(What is expected): Show all lines below holding the string "icon".

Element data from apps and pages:
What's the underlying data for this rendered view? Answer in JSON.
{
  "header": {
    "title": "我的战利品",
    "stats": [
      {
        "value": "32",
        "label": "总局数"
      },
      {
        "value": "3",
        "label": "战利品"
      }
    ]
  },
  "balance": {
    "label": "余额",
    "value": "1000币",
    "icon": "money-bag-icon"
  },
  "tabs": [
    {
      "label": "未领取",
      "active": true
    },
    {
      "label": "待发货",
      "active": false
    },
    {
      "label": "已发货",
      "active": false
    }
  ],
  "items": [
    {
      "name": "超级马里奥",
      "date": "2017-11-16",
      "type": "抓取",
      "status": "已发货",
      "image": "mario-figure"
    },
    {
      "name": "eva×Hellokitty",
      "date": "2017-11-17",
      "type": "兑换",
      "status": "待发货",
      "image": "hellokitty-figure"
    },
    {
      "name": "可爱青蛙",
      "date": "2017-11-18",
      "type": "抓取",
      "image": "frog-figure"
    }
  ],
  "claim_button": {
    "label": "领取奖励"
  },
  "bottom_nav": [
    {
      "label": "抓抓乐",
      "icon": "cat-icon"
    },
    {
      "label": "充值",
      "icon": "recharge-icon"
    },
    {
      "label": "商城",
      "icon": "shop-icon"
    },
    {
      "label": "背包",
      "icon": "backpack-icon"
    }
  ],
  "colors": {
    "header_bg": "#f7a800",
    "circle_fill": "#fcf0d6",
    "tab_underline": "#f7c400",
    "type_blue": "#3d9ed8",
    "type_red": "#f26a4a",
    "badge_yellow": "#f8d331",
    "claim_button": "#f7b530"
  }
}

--

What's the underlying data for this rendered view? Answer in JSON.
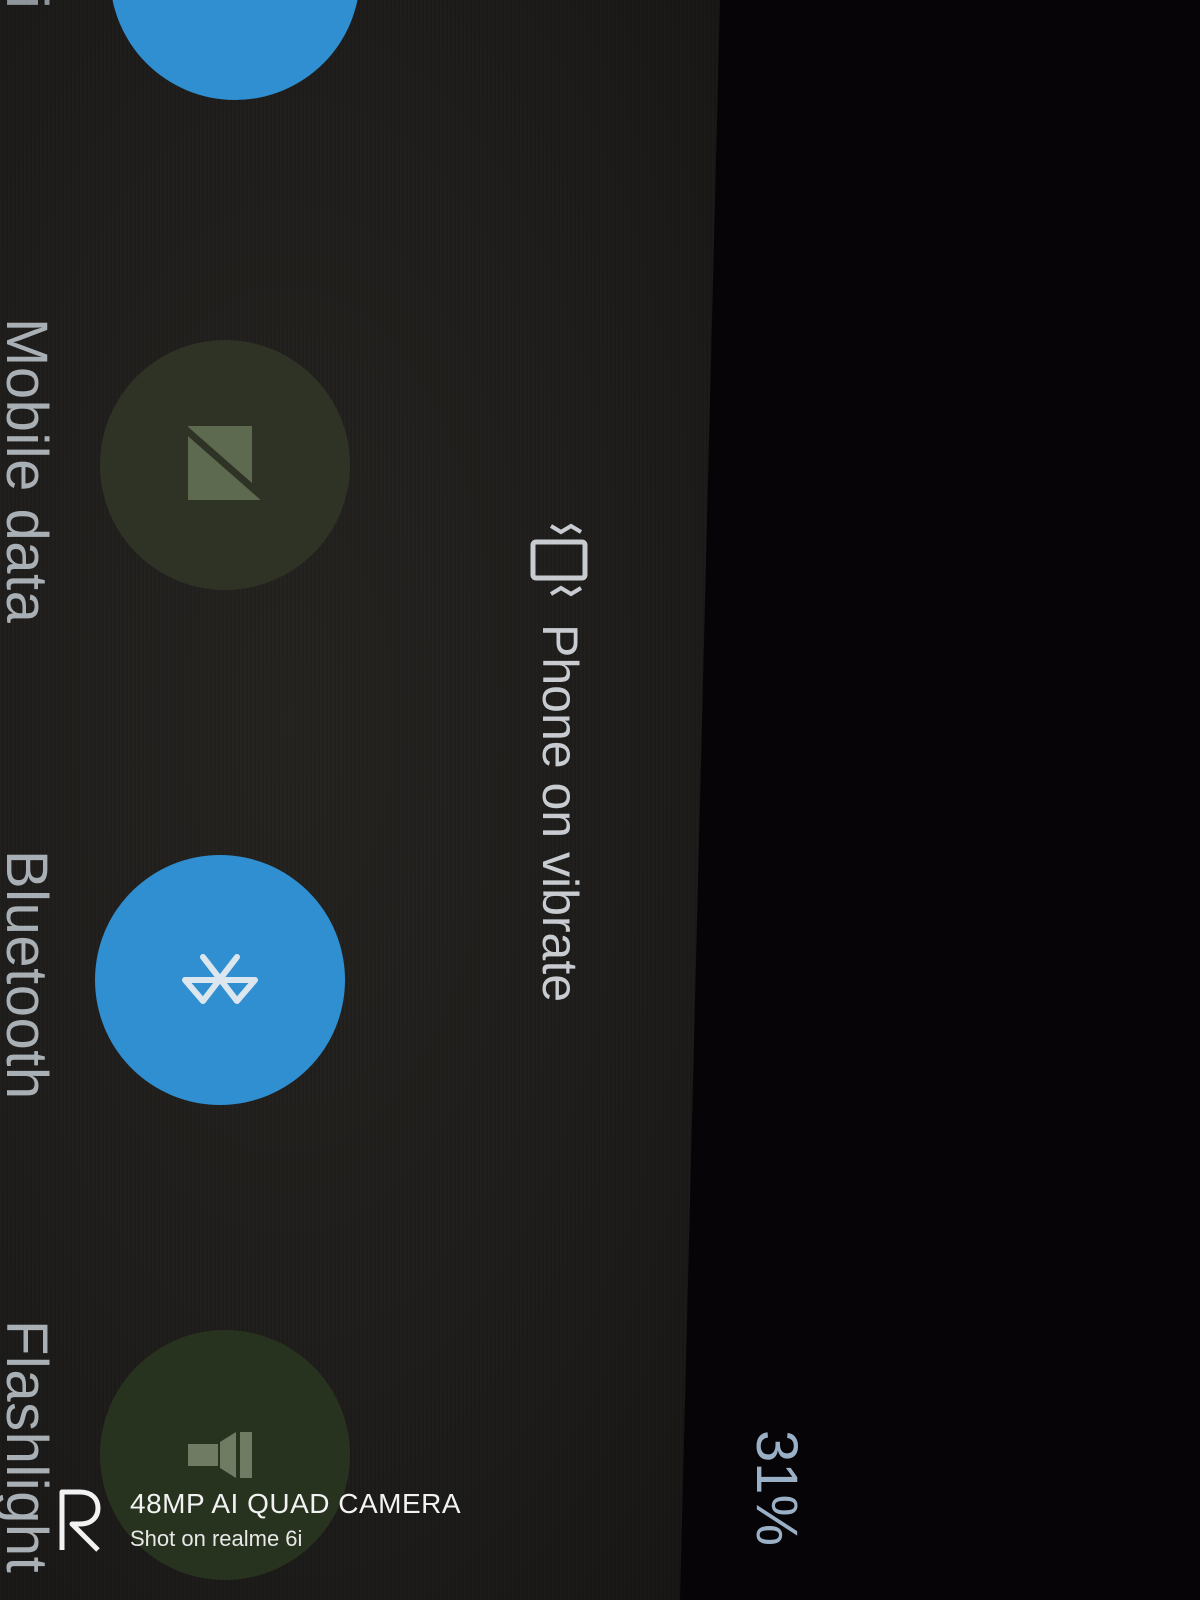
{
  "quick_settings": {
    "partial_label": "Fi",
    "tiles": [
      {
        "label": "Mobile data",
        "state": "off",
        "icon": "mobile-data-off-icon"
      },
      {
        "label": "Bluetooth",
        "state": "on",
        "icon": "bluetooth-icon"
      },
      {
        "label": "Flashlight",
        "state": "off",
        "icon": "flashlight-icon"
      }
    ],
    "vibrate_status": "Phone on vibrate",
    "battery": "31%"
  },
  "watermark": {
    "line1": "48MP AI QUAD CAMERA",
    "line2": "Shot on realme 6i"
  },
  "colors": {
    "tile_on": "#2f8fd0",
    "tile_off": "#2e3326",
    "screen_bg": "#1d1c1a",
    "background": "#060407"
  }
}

(Reply):
    "icon": "money-bag-icon"
      "icon": "cat-icon"
      "icon": "recharge-icon"
      "icon": "shop-icon"
      "icon": "backpack-icon"
        "icon": "mobile-data-off-icon"
        "icon": "bluetooth-icon"
        "icon": "flashlight-icon"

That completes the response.